- [Data to use]:
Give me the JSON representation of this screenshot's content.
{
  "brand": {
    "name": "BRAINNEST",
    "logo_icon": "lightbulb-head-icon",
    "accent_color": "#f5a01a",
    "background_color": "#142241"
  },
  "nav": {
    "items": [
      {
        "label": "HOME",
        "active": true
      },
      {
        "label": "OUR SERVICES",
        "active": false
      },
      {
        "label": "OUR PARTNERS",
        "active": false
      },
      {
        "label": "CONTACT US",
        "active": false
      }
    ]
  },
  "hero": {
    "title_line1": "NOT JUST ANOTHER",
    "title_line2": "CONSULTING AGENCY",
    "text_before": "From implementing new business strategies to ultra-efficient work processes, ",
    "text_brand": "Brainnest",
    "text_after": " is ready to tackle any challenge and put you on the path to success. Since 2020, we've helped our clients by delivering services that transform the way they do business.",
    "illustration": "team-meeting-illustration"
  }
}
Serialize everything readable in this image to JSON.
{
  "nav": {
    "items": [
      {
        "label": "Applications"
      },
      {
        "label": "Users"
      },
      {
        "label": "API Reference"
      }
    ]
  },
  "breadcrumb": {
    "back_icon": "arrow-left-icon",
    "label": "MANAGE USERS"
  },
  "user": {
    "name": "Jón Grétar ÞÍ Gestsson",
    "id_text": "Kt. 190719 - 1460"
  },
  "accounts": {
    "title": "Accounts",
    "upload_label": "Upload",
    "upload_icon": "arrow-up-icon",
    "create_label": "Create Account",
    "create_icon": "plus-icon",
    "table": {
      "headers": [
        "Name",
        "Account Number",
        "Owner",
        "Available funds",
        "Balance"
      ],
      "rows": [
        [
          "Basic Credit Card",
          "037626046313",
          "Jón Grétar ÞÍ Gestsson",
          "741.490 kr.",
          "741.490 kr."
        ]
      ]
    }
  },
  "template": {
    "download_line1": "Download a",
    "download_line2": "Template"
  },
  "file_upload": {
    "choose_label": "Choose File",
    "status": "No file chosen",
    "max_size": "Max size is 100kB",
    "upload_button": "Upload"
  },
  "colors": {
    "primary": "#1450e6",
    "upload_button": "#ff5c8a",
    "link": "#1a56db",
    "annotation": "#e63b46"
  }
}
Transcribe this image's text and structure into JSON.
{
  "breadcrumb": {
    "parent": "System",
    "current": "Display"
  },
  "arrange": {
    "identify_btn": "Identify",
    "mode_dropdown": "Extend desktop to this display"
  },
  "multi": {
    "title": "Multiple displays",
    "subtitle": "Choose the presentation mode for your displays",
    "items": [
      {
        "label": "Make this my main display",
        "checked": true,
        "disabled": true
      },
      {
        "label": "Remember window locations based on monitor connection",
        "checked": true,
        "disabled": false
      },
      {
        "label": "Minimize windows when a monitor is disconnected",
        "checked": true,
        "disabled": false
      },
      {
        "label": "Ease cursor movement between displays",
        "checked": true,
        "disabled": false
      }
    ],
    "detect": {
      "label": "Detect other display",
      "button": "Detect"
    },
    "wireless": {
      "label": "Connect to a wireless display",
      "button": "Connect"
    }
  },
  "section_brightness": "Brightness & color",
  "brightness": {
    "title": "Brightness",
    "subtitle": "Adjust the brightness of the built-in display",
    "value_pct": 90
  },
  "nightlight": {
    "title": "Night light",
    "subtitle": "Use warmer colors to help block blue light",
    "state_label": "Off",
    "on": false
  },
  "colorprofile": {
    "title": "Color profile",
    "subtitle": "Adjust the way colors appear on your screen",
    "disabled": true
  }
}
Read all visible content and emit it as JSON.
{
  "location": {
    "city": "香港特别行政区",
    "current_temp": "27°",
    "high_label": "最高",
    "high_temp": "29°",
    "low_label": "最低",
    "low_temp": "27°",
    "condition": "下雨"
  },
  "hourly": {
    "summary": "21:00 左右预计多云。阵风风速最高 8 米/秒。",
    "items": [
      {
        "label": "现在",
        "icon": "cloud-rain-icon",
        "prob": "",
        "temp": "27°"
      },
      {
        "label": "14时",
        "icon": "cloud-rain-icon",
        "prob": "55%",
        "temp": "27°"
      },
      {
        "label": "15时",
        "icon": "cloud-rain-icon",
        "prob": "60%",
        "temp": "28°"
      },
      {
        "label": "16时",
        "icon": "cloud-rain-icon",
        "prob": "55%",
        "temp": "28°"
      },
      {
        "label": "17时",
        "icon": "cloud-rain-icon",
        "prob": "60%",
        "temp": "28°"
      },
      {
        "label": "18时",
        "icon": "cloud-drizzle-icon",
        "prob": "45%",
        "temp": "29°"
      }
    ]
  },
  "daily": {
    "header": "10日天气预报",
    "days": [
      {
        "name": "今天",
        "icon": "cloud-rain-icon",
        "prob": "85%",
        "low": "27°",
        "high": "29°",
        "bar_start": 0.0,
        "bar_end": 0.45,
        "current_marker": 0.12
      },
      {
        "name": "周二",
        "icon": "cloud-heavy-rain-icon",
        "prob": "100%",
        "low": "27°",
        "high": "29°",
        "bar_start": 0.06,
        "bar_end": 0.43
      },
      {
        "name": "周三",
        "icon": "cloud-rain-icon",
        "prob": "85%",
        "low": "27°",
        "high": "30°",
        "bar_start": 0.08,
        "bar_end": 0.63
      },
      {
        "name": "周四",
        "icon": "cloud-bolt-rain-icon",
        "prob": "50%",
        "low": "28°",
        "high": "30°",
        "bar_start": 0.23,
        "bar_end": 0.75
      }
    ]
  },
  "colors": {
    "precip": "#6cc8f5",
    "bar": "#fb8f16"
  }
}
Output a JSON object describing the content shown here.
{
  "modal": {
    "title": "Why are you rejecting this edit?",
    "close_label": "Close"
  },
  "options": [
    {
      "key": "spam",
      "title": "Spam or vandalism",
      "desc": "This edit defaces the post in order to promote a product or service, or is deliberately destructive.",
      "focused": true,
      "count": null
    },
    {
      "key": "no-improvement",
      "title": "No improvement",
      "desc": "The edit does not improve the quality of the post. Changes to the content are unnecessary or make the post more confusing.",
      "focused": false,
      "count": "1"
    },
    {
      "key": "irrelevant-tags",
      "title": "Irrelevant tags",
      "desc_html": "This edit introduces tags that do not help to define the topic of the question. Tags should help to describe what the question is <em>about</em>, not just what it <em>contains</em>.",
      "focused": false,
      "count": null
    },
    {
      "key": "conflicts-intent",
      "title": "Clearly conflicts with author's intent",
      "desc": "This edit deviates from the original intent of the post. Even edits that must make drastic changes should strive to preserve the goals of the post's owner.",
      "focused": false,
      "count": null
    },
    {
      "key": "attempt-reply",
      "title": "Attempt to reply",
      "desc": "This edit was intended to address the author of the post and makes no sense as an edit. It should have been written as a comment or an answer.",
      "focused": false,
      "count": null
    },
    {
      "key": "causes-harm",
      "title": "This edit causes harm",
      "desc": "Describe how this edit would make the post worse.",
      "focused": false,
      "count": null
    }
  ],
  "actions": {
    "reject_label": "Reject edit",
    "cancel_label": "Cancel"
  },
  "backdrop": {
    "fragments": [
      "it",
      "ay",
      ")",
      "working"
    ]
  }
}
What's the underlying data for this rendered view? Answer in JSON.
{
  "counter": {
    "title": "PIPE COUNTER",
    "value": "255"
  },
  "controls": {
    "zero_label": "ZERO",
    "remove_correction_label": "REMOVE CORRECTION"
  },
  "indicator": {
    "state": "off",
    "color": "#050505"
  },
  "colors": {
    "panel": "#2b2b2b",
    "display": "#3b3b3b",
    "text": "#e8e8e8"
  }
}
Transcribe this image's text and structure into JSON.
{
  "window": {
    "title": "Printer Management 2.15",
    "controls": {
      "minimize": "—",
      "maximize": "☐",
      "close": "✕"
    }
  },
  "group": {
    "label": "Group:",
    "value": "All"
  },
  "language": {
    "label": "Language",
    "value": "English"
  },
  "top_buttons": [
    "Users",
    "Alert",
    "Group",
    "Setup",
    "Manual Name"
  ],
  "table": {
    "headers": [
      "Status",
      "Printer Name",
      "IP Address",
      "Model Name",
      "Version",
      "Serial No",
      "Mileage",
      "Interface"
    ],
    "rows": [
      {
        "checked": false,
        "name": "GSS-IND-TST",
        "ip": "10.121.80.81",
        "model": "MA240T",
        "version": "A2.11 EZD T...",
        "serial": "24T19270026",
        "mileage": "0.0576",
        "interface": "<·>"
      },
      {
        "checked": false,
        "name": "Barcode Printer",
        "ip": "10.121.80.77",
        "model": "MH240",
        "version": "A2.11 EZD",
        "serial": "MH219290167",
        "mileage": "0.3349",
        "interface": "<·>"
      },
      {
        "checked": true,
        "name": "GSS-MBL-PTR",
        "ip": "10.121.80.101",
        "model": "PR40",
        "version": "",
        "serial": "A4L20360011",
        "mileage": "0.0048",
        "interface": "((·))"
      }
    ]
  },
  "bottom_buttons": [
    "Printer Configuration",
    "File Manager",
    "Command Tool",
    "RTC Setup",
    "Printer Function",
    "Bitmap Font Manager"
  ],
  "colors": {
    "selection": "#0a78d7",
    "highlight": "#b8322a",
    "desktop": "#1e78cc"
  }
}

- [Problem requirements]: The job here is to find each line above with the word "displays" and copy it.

- [Completed task]:
    "title": "Multiple displays",
    "subtitle": "Choose the presentation mode for your displays",
        "label": "Ease cursor movement between displays",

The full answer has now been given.